REDD Forest Protection Program Could Threaten Rights of 350 Million People

amazon tribesmen photo

photo: Chany Crystal via flickr

Though support, both political and financial, for the UN REDD forest protection scheme has been growing, there's also a growing opposition voice expressing the concern that, though keeping forests standing is a good thing, the REDD program could well run roughshod over the rights of indigenous people as international financiers, corporations and timber companies get involved. Mongabay points out that an alternative vision of REDD is being put forth by the Accra Caucus on Forests and Climate Change that addresses these concerns:

"When forest-dependent communities gain control over forest resources, they are best at protecting them against destruction by others. Providing REDD funding to industrial logging or strict nature conservation programs that do not respect local peoples' rights and usages of the forest could be counter-productive, and fuel conflict and poverty," explains Nat Dyer of the Rainforest Foundation UK, which is a member of the coalition making up the Accra Caucus on Forests and Climate Change.

To ensure that REDD protects the rights of some 350 million indigenous people living in an near forests, the Caucus recommends: 1) Full and effective participation of local peoples; 2) Recognition of indigenous land rights; 3) Employing community-based forest management, which allows for sustainable forest use by local communities. Furthermore, any REDD deal must be made with "free, prior and informed consent" of indigenous groups.

amazon deforestation photo

photo: Samuel M Beebe/Ecotrust via flickr

This is latest in a long line of reports stating that indigenous rights are crucial to stopping deforestation. We'd be wise to pay attention to this.

Stopping deforestation is crucial for both preventing climate change--remember that emissions from deforestation are about the same as those from the entire transportation sector--and preserving biodiversity, but in our efforts to do that we can't continue to sideline the concerns of indigenous people, just because it seems easier than changing behavior in highly polluting developed and developing nations.

Like this?
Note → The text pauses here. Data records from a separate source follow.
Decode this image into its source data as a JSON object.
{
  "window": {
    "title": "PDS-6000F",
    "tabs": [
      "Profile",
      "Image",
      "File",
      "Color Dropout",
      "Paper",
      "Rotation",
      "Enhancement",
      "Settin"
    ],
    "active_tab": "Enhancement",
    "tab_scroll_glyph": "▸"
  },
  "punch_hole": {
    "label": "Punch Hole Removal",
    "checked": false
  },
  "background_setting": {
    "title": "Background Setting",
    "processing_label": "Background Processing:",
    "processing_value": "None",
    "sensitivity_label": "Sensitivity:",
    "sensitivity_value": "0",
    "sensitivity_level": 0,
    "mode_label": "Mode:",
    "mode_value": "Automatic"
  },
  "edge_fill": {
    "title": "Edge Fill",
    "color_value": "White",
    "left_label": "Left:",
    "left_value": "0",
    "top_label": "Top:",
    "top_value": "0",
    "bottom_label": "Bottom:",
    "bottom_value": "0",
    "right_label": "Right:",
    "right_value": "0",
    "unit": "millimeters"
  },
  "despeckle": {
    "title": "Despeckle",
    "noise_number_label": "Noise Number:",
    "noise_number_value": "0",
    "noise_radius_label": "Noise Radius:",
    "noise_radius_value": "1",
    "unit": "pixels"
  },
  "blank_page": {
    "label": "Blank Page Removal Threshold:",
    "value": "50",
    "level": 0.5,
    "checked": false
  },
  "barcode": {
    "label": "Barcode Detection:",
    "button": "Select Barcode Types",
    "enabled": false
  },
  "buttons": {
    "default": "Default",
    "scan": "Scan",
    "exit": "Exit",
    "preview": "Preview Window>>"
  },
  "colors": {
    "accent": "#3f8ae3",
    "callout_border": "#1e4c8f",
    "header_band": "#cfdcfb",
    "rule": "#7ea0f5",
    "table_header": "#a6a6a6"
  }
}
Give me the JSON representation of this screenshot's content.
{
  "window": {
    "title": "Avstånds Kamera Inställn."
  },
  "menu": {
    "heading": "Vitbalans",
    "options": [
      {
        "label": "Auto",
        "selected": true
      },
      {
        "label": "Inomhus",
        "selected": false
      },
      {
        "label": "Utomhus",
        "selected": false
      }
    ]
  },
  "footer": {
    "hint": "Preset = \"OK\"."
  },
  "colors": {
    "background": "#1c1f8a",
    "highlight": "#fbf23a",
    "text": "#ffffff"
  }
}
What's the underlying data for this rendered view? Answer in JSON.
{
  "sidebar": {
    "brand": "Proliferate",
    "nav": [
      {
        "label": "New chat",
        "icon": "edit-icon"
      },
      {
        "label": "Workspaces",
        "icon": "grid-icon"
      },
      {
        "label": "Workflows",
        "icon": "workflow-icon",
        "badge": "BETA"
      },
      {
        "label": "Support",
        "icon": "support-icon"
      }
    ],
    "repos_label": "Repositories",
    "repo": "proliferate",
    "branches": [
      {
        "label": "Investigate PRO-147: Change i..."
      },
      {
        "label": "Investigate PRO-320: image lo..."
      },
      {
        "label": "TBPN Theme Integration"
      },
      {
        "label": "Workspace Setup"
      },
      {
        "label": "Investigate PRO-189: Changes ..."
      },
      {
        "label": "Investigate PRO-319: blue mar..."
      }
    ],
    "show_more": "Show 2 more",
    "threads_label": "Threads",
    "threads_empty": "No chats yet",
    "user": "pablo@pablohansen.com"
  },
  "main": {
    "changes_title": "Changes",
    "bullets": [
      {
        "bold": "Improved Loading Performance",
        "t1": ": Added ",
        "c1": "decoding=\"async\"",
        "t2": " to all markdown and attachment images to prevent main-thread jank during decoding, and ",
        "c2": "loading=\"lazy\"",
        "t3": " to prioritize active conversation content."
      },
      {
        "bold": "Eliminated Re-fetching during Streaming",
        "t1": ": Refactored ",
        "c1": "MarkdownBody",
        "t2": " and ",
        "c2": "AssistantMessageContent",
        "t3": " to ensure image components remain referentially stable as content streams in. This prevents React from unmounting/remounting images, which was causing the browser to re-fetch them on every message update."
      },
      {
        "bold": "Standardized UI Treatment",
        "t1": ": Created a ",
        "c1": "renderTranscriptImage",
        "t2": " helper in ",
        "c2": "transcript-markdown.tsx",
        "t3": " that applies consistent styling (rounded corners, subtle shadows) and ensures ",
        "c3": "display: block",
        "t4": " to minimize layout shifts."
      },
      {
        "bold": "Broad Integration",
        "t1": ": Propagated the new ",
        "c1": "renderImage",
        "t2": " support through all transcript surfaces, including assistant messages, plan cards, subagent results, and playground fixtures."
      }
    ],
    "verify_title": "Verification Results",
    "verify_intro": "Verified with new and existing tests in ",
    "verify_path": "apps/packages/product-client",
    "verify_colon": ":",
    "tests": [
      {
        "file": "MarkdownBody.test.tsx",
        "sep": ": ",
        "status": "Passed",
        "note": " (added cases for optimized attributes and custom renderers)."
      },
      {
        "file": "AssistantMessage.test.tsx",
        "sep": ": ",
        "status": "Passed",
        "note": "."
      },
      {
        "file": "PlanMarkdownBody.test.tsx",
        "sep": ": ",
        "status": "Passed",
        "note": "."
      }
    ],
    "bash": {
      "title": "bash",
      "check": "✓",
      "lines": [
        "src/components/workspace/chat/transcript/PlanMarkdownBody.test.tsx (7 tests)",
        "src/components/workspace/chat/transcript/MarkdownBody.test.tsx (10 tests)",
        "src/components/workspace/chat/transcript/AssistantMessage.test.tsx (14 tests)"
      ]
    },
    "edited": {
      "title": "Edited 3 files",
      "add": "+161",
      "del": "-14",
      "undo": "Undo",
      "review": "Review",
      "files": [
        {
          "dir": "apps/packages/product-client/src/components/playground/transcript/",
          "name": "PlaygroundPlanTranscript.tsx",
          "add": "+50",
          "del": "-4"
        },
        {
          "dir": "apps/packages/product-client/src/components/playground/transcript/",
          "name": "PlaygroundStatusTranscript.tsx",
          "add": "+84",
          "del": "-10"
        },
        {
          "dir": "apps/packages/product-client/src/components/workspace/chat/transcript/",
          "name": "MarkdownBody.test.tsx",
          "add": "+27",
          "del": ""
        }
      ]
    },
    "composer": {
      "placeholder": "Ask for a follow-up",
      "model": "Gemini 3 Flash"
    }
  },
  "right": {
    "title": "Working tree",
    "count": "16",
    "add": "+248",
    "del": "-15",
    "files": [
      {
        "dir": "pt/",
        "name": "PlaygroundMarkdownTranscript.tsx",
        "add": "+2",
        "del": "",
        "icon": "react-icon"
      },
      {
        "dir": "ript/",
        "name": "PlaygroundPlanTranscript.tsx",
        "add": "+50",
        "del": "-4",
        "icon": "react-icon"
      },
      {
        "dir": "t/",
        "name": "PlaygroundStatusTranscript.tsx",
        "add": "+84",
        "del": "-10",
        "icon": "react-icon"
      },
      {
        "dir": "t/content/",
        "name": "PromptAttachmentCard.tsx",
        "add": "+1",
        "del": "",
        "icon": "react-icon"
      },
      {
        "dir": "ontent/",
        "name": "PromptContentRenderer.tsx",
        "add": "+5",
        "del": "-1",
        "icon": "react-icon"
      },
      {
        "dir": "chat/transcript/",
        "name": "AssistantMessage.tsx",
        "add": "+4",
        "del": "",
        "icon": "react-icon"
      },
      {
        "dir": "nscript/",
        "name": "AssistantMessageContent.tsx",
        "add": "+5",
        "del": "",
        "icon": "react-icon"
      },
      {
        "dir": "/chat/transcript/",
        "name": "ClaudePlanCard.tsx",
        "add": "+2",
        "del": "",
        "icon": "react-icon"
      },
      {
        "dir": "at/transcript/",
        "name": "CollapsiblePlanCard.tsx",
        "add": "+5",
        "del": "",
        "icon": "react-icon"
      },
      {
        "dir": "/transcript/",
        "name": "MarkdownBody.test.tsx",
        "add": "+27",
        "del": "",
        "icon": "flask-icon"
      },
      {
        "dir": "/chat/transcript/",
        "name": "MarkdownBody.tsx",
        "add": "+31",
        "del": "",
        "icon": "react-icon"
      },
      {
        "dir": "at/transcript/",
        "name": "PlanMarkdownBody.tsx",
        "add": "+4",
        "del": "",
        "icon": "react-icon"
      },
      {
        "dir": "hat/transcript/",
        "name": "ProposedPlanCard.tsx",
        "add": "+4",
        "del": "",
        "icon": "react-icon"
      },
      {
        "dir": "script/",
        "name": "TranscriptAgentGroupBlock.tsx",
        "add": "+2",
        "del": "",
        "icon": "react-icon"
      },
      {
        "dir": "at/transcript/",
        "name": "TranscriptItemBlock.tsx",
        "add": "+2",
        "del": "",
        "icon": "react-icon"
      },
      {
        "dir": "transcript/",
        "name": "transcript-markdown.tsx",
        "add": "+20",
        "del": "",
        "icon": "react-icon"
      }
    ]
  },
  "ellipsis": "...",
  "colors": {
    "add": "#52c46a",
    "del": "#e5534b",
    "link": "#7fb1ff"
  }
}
Follow me on Twitter and Facebook.

More on Deforestation:
Indigenous Rights Crucial to Reducing Carbon Emissions from Deforestation
Legal Opinion Finds Indigenous Amazon Tribe Owns Carbon Rights
REDD Forest Protection Scheme Still Missing Key Safeguards as Barcelona Climate Talks Close

Related Content on